Two Educational Policy Studies professors, who are also parents, have added their voices to the chorus of concerns about the Alberta government’s fall school re-entry plans during a surge in the coronavirus pandemic.
Tiffany Prete, an adjunct professor in the Department of Educational Policy Studies, has a number of reasons for pursuing research on the history of residential schools in her home community, the Blood Reserve in southern Alberta. Some of those reasons are related to contributing to the body of research by Indigenous scholars.
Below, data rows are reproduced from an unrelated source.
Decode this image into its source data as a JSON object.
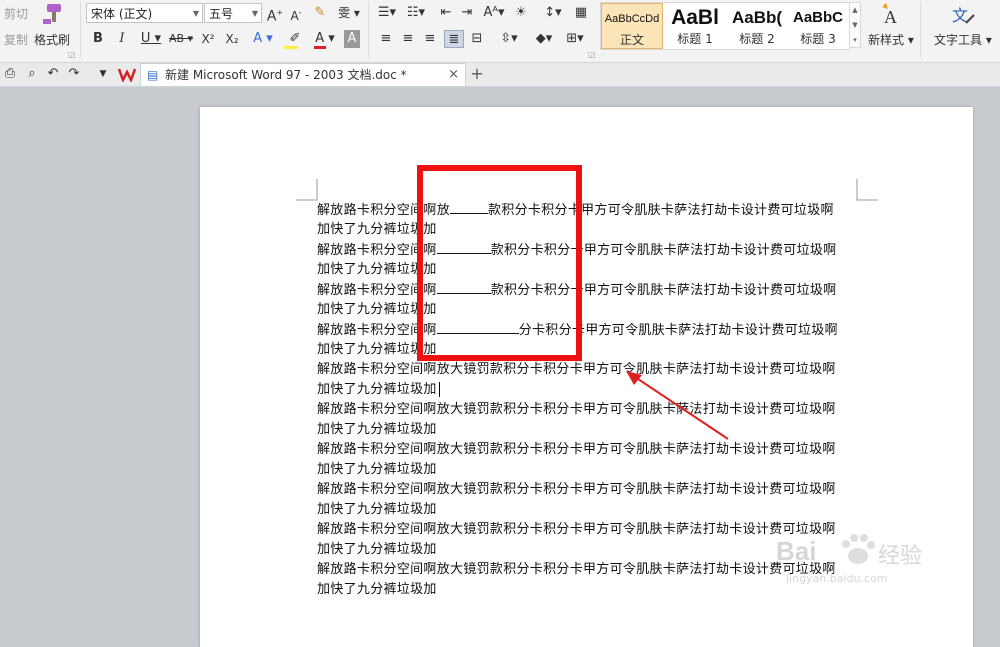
{
  "ribbon": {
    "cut": "剪切",
    "copy": "复制",
    "format_painter": "格式刷",
    "font_name": "宋体 (正文)",
    "font_size": "五号",
    "grow_font": "A",
    "shrink_font": "A",
    "phonetic": "雯",
    "bold": "B",
    "italic": "I",
    "underline": "U",
    "strike": "AB",
    "superscript": "X²",
    "subscript": "X₂",
    "text_effect": "A",
    "font_color": "A",
    "char_shade": "A",
    "styles": [
      {
        "preview": "AaBbCcDd",
        "name": "正文"
      },
      {
        "preview": "AaBl",
        "name": "标题 1"
      },
      {
        "preview": "AaBb(",
        "name": "标题 2"
      },
      {
        "preview": "AaBbC",
        "name": "标题 3"
      }
    ],
    "new_style": "新样式",
    "text_tools": "文字工具"
  },
  "tabbar": {
    "doc_title": "新建 Microsoft Word 97 - 2003 文档.doc *",
    "close": "×",
    "add": "+"
  },
  "document": {
    "line_tail": "卡甲方可令肌肤卡萨法打劫卡设计费可垃圾啊",
    "wrap_line": "加快了九分裤垃圾加",
    "full_line": "解放路卡积分空间啊放大镜罚款积分卡积分卡甲方可令肌肤卡萨法打劫卡设计费可垃圾啊",
    "row1_a": "解放路卡积分空间啊放",
    "row1_b": "款积分卡积分",
    "row2_a": "解放路卡积分空间啊",
    "row2_b": "款积分卡积分",
    "row3_a": "解放路卡积分空间啊",
    "row3_b": "款积分卡积分",
    "row4_a": "解放路卡积分空间啊",
    "row4_b": "分卡积分"
  },
  "watermark": {
    "brand": "Bai",
    "brand2": "经验",
    "url": "jingyan.baidu.com"
  },
  "colors": {
    "highlight_box": "#ee1111",
    "arrow": "#e02020"
  }
}
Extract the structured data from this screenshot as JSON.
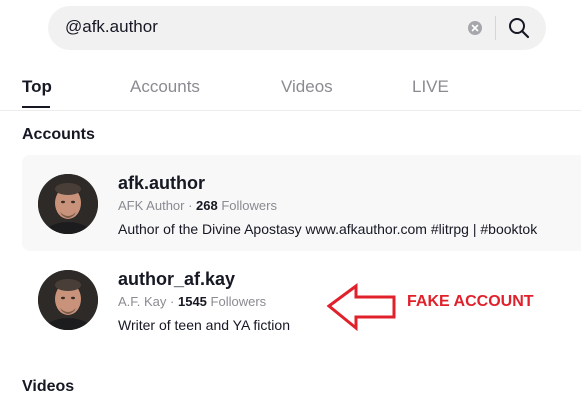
{
  "search": {
    "query": "@afk.author"
  },
  "tabs": [
    {
      "label": "Top",
      "active": true
    },
    {
      "label": "Accounts",
      "active": false
    },
    {
      "label": "Videos",
      "active": false
    },
    {
      "label": "LIVE",
      "active": false
    }
  ],
  "sections": {
    "accounts": "Accounts",
    "videos": "Videos"
  },
  "accounts": [
    {
      "username": "afk.author",
      "display_name": "AFK Author",
      "sep": " · ",
      "followers": "268",
      "followers_label": " Followers",
      "bio": "Author of the Divine Apostasy www.afkauthor.com #litrpg | #booktok"
    },
    {
      "username": "author_af.kay",
      "display_name": "A.F. Kay",
      "sep": " · ",
      "followers": "1545",
      "followers_label": " Followers",
      "bio": "Writer of teen and YA fiction"
    }
  ],
  "annotation": {
    "label": "FAKE ACCOUNT",
    "color": "#e0212b"
  },
  "icons": {
    "clear": "clear-icon",
    "search": "search-icon",
    "arrow": "left-arrow-icon"
  }
}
Some of those reasons are personal.
Even though Alberta’s Teacher Quality Standards place an emphasis on including Indigenous histories and knowledges, many teachers continue to be unsure of how to present such material, or of the role of settler colonialism in nation-building, according to a PhD candidate in Educational Policy Studies.
Students from nine different schools across Canada are joining together in a virtual classroom to discuss the meaning of reconciliation—and to learn how to advocate for equity and justice.
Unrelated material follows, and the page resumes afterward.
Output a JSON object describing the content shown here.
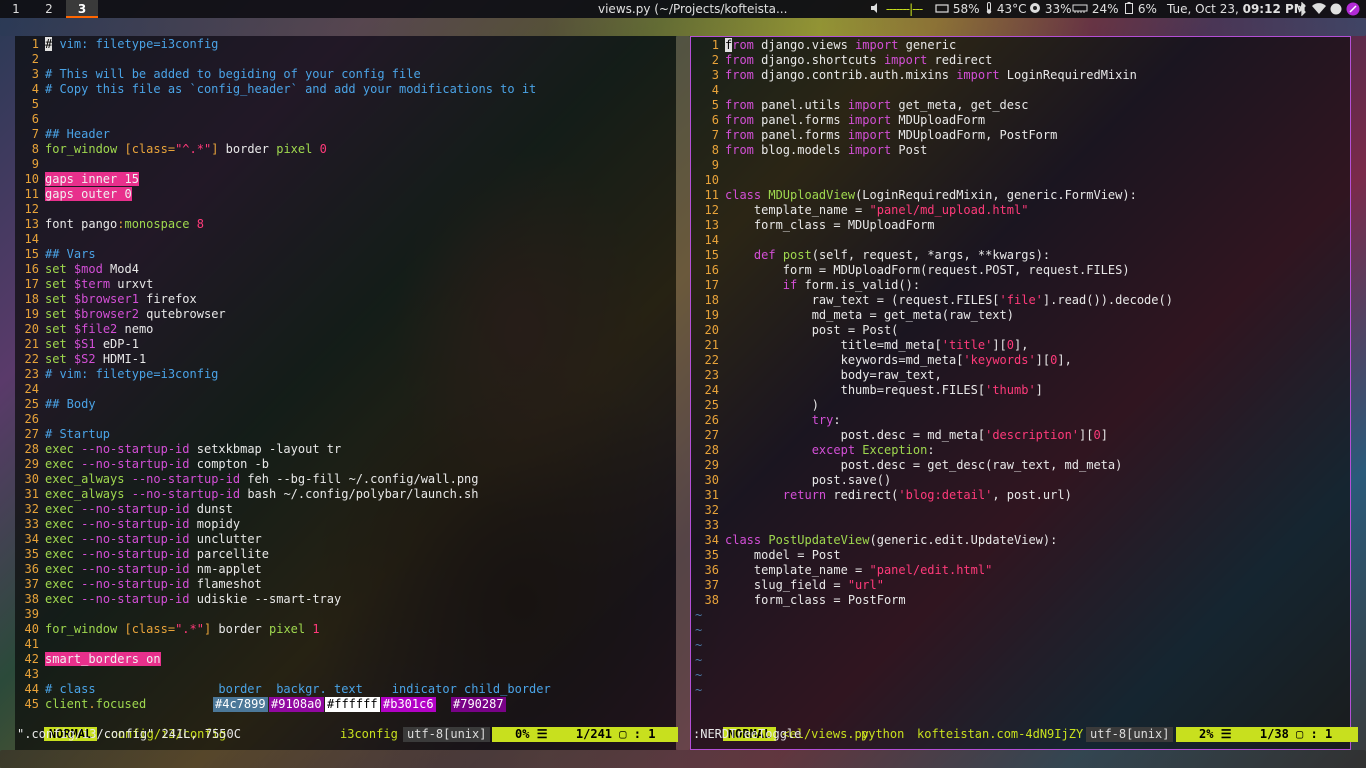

The National Youth Dialogue project, based in the Centre for Global Citizenship Education and Research (CGCER) at the University of Alberta, will bring together approximately 700 Grade 9 students from coast to coast to practice a crucial aspect of citizenship they might not learn otherwise.
“Teachers don’t leave society at the door when they enter into classrooms and neither do the students,” says Alex Da Costa, a professor in the Department of Educational Policy Studies at the University of Alberta.
“If in general racism and racial inequalities shape the society more broadly, there’s no way they won’t infiltrate into classroom spaces, into the texts that are used, into the nature of what becomes part of the curriculum.”